===== Record set

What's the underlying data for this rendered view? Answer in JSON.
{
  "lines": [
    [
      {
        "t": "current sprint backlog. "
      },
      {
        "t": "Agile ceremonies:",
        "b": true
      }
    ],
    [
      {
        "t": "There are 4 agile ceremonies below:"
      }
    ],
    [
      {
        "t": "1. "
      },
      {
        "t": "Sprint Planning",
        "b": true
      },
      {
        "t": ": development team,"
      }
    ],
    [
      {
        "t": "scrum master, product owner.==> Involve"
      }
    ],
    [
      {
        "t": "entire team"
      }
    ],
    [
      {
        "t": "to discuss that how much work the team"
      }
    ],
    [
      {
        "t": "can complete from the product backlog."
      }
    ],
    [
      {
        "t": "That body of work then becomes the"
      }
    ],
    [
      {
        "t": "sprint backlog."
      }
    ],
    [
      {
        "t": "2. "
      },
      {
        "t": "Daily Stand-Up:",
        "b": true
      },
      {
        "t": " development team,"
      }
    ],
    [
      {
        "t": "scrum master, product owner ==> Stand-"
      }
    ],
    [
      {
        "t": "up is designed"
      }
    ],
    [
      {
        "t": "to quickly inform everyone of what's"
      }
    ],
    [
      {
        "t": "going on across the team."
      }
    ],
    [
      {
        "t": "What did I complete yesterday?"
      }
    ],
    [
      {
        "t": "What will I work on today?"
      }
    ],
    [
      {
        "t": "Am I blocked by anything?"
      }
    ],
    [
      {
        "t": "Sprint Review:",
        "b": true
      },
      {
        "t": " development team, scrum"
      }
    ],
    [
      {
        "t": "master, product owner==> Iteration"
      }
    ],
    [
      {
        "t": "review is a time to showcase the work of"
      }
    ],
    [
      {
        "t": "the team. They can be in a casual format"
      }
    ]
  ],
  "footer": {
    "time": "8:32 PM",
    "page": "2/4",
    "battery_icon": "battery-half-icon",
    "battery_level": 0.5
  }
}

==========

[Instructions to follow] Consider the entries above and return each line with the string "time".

[Response box]
        "t": "review is a time to showcase the work of"
    "time": "8:32 PM",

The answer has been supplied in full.